* Required work *
Exactly reproduce each entry, leaving out nothing.

--- Records for the task Enclosed Below ---

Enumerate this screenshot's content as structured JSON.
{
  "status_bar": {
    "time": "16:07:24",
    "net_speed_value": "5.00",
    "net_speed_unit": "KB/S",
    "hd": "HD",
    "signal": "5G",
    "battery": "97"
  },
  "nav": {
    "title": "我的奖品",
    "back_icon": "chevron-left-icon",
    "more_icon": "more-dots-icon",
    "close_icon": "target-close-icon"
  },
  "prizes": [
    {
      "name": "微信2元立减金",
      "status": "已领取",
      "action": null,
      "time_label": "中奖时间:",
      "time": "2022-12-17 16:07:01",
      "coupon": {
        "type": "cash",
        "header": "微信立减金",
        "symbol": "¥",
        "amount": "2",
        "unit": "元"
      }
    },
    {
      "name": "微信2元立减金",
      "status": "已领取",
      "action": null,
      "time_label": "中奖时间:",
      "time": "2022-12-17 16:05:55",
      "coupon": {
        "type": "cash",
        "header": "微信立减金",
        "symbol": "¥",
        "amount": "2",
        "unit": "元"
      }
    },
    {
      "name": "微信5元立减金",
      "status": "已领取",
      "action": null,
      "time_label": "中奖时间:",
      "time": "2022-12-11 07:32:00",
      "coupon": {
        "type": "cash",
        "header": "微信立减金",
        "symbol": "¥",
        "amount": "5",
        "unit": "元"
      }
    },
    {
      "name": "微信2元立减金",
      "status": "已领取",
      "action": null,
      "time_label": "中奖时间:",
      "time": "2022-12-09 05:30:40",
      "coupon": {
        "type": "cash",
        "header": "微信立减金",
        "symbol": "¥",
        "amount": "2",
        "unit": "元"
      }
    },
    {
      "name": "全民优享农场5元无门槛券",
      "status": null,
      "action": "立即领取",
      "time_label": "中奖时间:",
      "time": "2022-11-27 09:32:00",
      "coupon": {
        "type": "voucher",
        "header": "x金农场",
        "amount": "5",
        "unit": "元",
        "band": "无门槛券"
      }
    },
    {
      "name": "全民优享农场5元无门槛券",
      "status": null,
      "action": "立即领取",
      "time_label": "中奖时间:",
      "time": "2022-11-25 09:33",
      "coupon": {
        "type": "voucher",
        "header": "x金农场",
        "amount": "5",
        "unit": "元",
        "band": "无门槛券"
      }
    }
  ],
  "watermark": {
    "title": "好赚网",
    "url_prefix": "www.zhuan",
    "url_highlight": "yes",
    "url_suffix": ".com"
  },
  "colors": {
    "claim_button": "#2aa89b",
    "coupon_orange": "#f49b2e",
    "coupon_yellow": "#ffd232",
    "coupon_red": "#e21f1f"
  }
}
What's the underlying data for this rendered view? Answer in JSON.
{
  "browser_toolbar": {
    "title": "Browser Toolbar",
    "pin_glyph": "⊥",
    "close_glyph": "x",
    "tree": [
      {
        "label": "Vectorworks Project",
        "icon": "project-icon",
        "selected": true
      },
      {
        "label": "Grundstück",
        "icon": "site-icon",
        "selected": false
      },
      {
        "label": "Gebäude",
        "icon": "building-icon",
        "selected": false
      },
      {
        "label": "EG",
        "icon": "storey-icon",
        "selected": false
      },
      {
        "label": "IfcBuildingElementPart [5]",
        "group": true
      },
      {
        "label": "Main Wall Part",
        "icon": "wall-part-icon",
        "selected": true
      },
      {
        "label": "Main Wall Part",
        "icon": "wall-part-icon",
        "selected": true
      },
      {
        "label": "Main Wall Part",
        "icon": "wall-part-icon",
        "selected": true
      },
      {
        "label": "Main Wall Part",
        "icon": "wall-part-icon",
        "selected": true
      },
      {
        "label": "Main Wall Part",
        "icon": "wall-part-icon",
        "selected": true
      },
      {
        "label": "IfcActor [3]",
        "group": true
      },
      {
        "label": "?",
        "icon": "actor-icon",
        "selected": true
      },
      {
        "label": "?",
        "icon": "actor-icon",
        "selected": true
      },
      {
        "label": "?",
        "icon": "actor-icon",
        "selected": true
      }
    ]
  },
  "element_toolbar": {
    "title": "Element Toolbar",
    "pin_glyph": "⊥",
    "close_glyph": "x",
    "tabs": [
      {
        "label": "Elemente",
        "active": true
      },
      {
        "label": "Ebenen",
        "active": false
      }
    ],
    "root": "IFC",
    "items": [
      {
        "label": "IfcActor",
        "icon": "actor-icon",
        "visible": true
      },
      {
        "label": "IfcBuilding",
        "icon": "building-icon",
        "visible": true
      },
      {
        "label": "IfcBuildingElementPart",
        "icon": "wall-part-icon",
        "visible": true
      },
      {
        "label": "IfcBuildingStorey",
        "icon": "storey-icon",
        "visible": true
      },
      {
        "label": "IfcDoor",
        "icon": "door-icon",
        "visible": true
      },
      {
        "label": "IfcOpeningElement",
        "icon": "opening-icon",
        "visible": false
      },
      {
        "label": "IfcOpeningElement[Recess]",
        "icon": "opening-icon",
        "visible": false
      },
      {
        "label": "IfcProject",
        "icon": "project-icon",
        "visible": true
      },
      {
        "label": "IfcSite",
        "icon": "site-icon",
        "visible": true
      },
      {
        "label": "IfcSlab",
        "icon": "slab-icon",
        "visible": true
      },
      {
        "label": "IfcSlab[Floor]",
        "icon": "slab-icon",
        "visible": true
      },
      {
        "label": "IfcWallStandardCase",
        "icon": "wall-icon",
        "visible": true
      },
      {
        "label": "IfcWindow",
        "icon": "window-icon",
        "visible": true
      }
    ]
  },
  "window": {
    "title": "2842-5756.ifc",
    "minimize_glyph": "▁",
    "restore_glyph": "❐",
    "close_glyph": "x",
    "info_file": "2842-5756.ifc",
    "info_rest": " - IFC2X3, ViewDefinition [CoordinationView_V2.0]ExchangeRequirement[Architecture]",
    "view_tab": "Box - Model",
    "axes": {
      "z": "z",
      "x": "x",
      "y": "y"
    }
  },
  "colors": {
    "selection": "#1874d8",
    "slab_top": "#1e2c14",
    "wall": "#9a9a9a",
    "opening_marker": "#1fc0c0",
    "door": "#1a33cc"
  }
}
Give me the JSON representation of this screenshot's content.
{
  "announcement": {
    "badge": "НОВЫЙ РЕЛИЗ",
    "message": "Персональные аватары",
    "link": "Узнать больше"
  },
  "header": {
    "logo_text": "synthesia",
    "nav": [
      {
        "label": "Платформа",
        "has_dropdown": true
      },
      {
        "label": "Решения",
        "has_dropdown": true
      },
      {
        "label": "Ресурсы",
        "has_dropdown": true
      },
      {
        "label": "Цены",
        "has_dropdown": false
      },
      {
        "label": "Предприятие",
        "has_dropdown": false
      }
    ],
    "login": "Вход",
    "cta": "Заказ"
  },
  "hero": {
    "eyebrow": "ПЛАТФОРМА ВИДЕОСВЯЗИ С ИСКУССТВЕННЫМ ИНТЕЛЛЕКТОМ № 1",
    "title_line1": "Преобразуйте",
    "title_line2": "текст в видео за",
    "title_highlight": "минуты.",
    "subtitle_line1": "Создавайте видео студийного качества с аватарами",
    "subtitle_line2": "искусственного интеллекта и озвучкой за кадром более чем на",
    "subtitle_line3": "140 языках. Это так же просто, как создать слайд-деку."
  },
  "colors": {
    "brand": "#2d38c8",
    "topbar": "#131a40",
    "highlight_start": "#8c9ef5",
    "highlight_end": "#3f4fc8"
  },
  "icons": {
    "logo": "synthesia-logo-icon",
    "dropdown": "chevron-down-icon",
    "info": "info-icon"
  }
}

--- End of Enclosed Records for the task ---

* Output of the task *
Enumerate this screenshot's content as structured JSON.
{
  "status_bar": {
    "time": "16:07:24",
    "net_speed_value": "5.00",
    "net_speed_unit": "KB/S",
    "hd": "HD",
    "signal": "5G",
    "battery": "97"
  },
  "nav": {
    "title": "我的奖品",
    "back_icon": "chevron-left-icon",
    "more_icon": "more-dots-icon",
    "close_icon": "target-close-icon"
  },
  "prizes": [
    {
      "name": "微信2元立减金",
      "status": "已领取",
      "action": null,
      "time_label": "中奖时间:",
      "time": "2022-12-17 16:07:01",
      "coupon": {
        "type": "cash",
        "header": "微信立减金",
        "symbol": "¥",
        "amount": "2",
        "unit": "元"
      }
    },
    {
      "name": "微信2元立减金",
      "status": "已领取",
      "action": null,
      "time_label": "中奖时间:",
      "time": "2022-12-17 16:05:55",
      "coupon": {
        "type": "cash",
        "header": "微信立减金",
        "symbol": "¥",
        "amount": "2",
        "unit": "元"
      }
    },
    {
      "name": "微信5元立减金",
      "status": "已领取",
      "action": null,
      "time_label": "中奖时间:",
      "time": "2022-12-11 07:32:00",
      "coupon": {
        "type": "cash",
        "header": "微信立减金",
        "symbol": "¥",
        "amount": "5",
        "unit": "元"
      }
    },
    {
      "name": "微信2元立减金",
      "status": "已领取",
      "action": null,
      "time_label": "中奖时间:",
      "time": "2022-12-09 05:30:40",
      "coupon": {
        "type": "cash",
        "header": "微信立减金",
        "symbol": "¥",
        "amount": "2",
        "unit": "元"
      }
    },
    {
      "name": "全民优享农场5元无门槛券",
      "status": null,
      "action": "立即领取",
      "time_label": "中奖时间:",
      "time": "2022-11-27 09:32:00",
      "coupon": {
        "type": "voucher",
        "header": "x金农场",
        "amount": "5",
        "unit": "元",
        "band": "无门槛券"
      }
    },
    {
      "name": "全民优享农场5元无门槛券",
      "status": null,
      "action": "立即领取",
      "time_label": "中奖时间:",
      "time": "2022-11-25 09:33",
      "coupon": {
        "type": "voucher",
        "header": "x金农场",
        "amount": "5",
        "unit": "元",
        "band": "无门槛券"
      }
    }
  ],
  "watermark": {
    "title": "好赚网",
    "url_prefix": "www.zhuan",
    "url_highlight": "yes",
    "url_suffix": ".com"
  },
  "colors": {
    "claim_button": "#2aa89b",
    "coupon_orange": "#f49b2e",
    "coupon_yellow": "#ffd232",
    "coupon_red": "#e21f1f"
  }
}
What's the underlying data for this rendered view? Answer in JSON.
{
  "browser_toolbar": {
    "title": "Browser Toolbar",
    "pin_glyph": "⊥",
    "close_glyph": "x",
    "tree": [
      {
        "label": "Vectorworks Project",
        "icon": "project-icon",
        "selected": true
      },
      {
        "label": "Grundstück",
        "icon": "site-icon",
        "selected": false
      },
      {
        "label": "Gebäude",
        "icon": "building-icon",
        "selected": false
      },
      {
        "label": "EG",
        "icon": "storey-icon",
        "selected": false
      },
      {
        "label": "IfcBuildingElementPart [5]",
        "group": true
      },
      {
        "label": "Main Wall Part",
        "icon": "wall-part-icon",
        "selected": true
      },
      {
        "label": "Main Wall Part",
        "icon": "wall-part-icon",
        "selected": true
      },
      {
        "label": "Main Wall Part",
        "icon": "wall-part-icon",
        "selected": true
      },
      {
        "label": "Main Wall Part",
        "icon": "wall-part-icon",
        "selected": true
      },
      {
        "label": "Main Wall Part",
        "icon": "wall-part-icon",
        "selected": true
      },
      {
        "label": "IfcActor [3]",
        "group": true
      },
      {
        "label": "?",
        "icon": "actor-icon",
        "selected": true
      },
      {
        "label": "?",
        "icon": "actor-icon",
        "selected": true
      },
      {
        "label": "?",
        "icon": "actor-icon",
        "selected": true
      }
    ]
  },
  "element_toolbar": {
    "title": "Element Toolbar",
    "pin_glyph": "⊥",
    "close_glyph": "x",
    "tabs": [
      {
        "label": "Elemente",
        "active": true
      },
      {
        "label": "Ebenen",
        "active": false
      }
    ],
    "root": "IFC",
    "items": [
      {
        "label": "IfcActor",
        "icon": "actor-icon",
        "visible": true
      },
      {
        "label": "IfcBuilding",
        "icon": "building-icon",
        "visible": true
      },
      {
        "label": "IfcBuildingElementPart",
        "icon": "wall-part-icon",
        "visible": true
      },
      {
        "label": "IfcBuildingStorey",
        "icon": "storey-icon",
        "visible": true
      },
      {
        "label": "IfcDoor",
        "icon": "door-icon",
        "visible": true
      },
      {
        "label": "IfcOpeningElement",
        "icon": "opening-icon",
        "visible": false
      },
      {
        "label": "IfcOpeningElement[Recess]",
        "icon": "opening-icon",
        "visible": false
      },
      {
        "label": "IfcProject",
        "icon": "project-icon",
        "visible": true
      },
      {
        "label": "IfcSite",
        "icon": "site-icon",
        "visible": true
      },
      {
        "label": "IfcSlab",
        "icon": "slab-icon",
        "visible": true
      },
      {
        "label": "IfcSlab[Floor]",
        "icon": "slab-icon",
        "visible": true
      },
      {
        "label": "IfcWallStandardCase",
        "icon": "wall-icon",
        "visible": true
      },
      {
        "label": "IfcWindow",
        "icon": "window-icon",
        "visible": true
      }
    ]
  },
  "window": {
    "title": "2842-5756.ifc",
    "minimize_glyph": "▁",
    "restore_glyph": "❐",
    "close_glyph": "x",
    "info_file": "2842-5756.ifc",
    "info_rest": " - IFC2X3, ViewDefinition [CoordinationView_V2.0]ExchangeRequirement[Architecture]",
    "view_tab": "Box - Model",
    "axes": {
      "z": "z",
      "x": "x",
      "y": "y"
    }
  },
  "colors": {
    "selection": "#1874d8",
    "slab_top": "#1e2c14",
    "wall": "#9a9a9a",
    "opening_marker": "#1fc0c0",
    "door": "#1a33cc"
  }
}
Give me the JSON representation of this screenshot's content.
{
  "announcement": {
    "badge": "НОВЫЙ РЕЛИЗ",
    "message": "Персональные аватары",
    "link": "Узнать больше"
  },
  "header": {
    "logo_text": "synthesia",
    "nav": [
      {
        "label": "Платформа",
        "has_dropdown": true
      },
      {
        "label": "Решения",
        "has_dropdown": true
      },
      {
        "label": "Ресурсы",
        "has_dropdown": true
      },
      {
        "label": "Цены",
        "has_dropdown": false
      },
      {
        "label": "Предприятие",
        "has_dropdown": false
      }
    ],
    "login": "Вход",
    "cta": "Заказ"
  },
  "hero": {
    "eyebrow": "ПЛАТФОРМА ВИДЕОСВЯЗИ С ИСКУССТВЕННЫМ ИНТЕЛЛЕКТОМ № 1",
    "title_line1": "Преобразуйте",
    "title_line2": "текст в видео за",
    "title_highlight": "минуты.",
    "subtitle_line1": "Создавайте видео студийного качества с аватарами",
    "subtitle_line2": "искусственного интеллекта и озвучкой за кадром более чем на",
    "subtitle_line3": "140 языках. Это так же просто, как создать слайд-деку."
  },
  "colors": {
    "brand": "#2d38c8",
    "topbar": "#131a40",
    "highlight_start": "#8c9ef5",
    "highlight_end": "#3f4fc8"
  },
  "icons": {
    "logo": "synthesia-logo-icon",
    "dropdown": "chevron-down-icon",
    "info": "info-icon"
  }
}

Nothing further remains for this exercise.